You can define such a path for yourself. Indeed, you must. And no matter what path you pursue, the qualities that you developed during your time at STL will serve you well.
One well-worn path seeks deep satisfaction through paid work. If you pursue this strategy you will probably earn your living by providing service to others. You could do so via a job in the public sector, the private sector, academia, civil society, or an international organization. Or you could do so as an entrepreneur, by creating a new organization that produces a genuinely useful good or service. Or you could do so by becoming a creative artist, producing work that enhances the lives of those who experience it.

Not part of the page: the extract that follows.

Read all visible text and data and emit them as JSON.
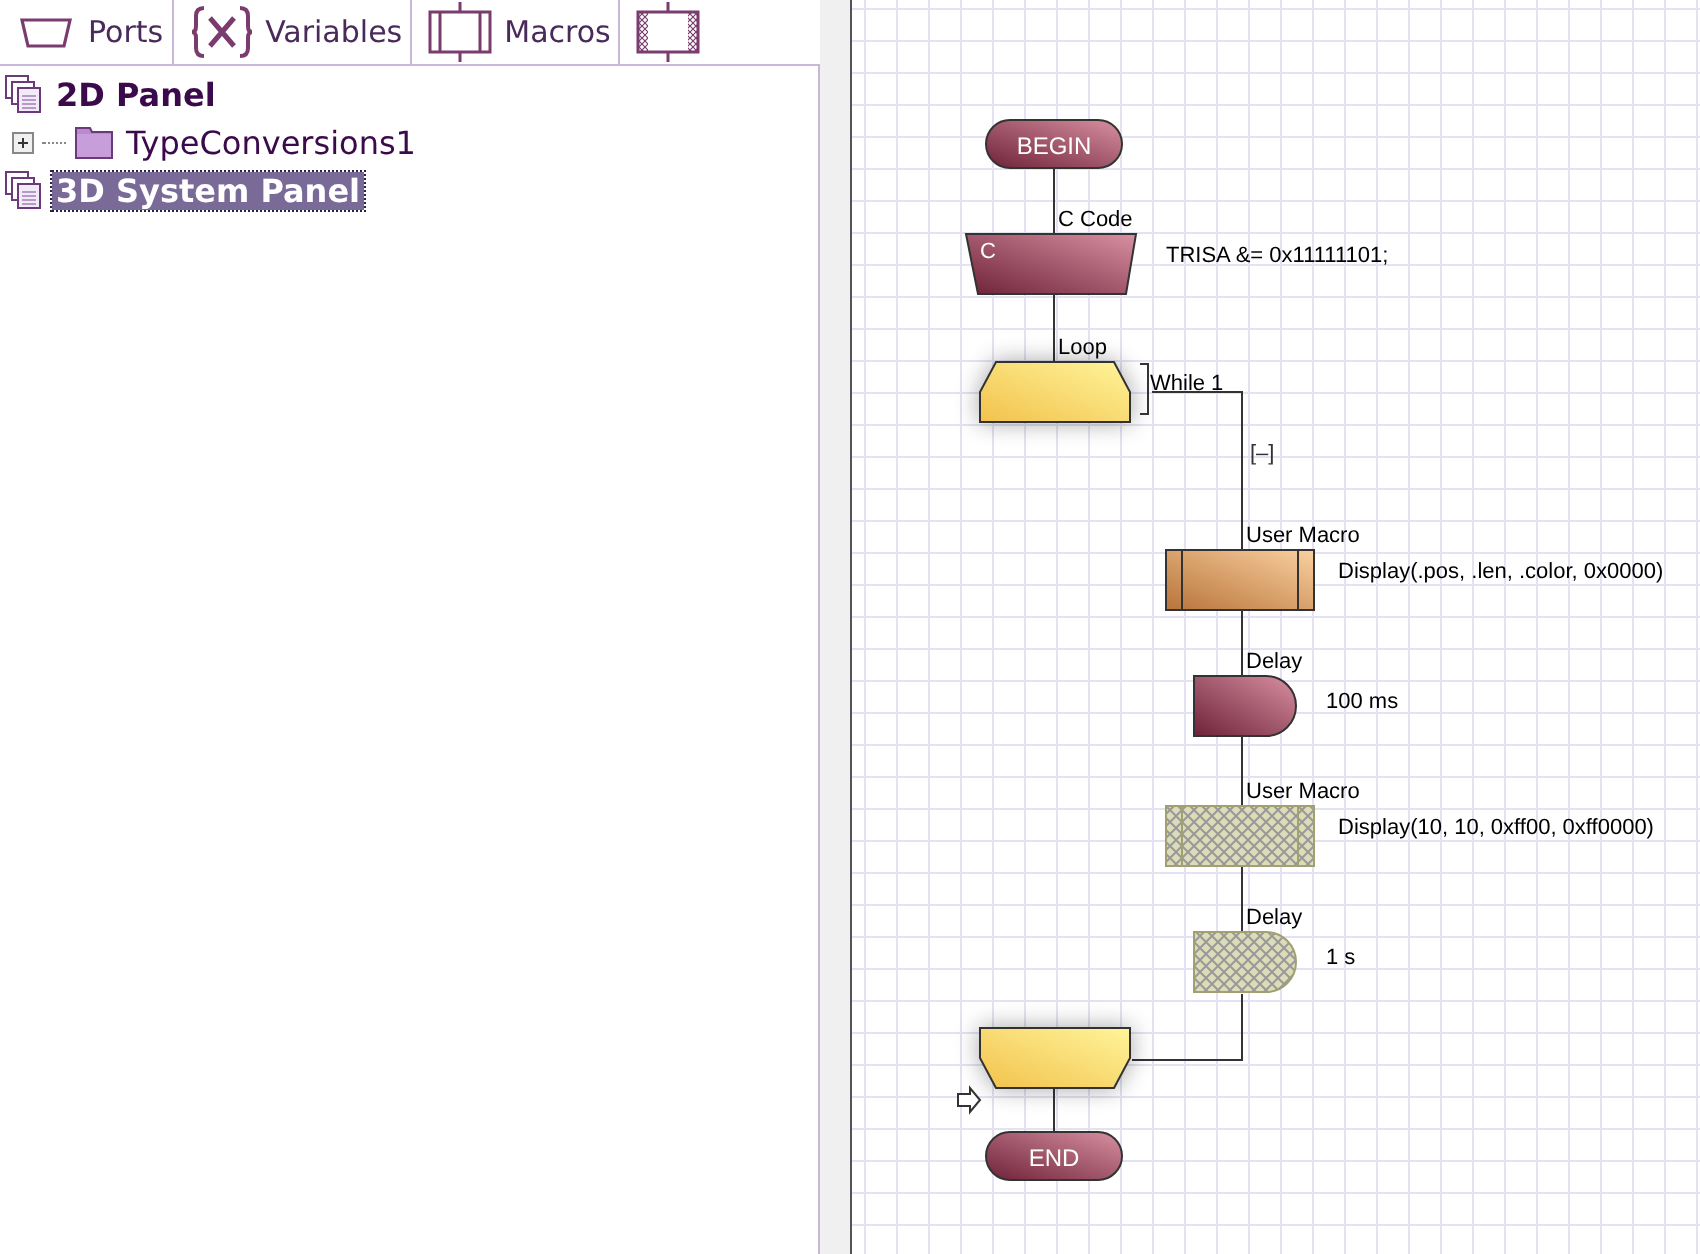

An equally well-worn path seeks deep satisfaction through activities outside of paid work. If you pursue this strategy you will probably use paid work to acquire whatever resources you require in order to live comfortably, while managing that work so as to preserve energy for more important activities relating to friendship, family, charity, creativity, intellectual exploration, or community service.
Many – perhaps most – people end up combining these paths. They pursue one strategy for a few years, then switch to the other one, then invent one that somehow blends both.
Members of the STL Class of 2020, trust me when I tell you that you can do it. Just be sure to keep reading, to keep finding new sources of intellectual stimulation. And also be sure to stay connected with one another, with others among the nine classes of STL alumni. And also be sure you stay alert to new possibilities that will present themselves to you from time to time, often when you least expect them.
Those possibilities will present themselves because the world needs people with your knowledge, your skills, and your virtues. Almost all of them will not be ones you want to accept. But every now and then you will want to try one out, just to see where it leads.
Of course, some of those leads may be dead ends. That is normal. Any life of worth and purpose includes decisions that, with the benefit of hindsight, turn out to have been mistakes. Whenever that happens, whenever life knocks you down, you will need to pick yourself up and go on exploring.
Members of the Class of 2020, you are about to embark on lives in which you provide invaluable service to a society that desperately needs you.
So, as you go, let me conclude by stating a few hopes that all your STL teachers hold for you:
- May you enjoy the special pleasures of craft — the private satisfaction of doing a task as well as it can be done.
- May you enjoy the special pleasures of profession — the added satisfaction of knowing that your efforts promote a larger public good.
- May you be blessed with good luck, and also with the wisdom to appreciate when you have been lucky rather than skillful.
- May you find ways to help others under circumstances where they cannot possibly know that you have done so.
- May you be patient, and gentle, and tolerant, without becoming smug, self-satisfied, and arrogant.
- May you know enough bad weather that you never take the sunshine of Shenzhen for granted, and enough good weather that your faith in the coming of spring is never shaken.
- May you always be able to admit ignorance, doubt, vulnerability, and uncertainty.
- May you always have listeners who find your words persuasive.
- May you frequently travel beyond the places that are comfortable and familiar, the better to appreciate the miraculous diversity of life.
- And may your steps lead you often back to Shenzhen. Back to the Peking University of School of Transnational Law. Class of 2020, the STL story is very much your story. And STL will always be happy to welcome you home.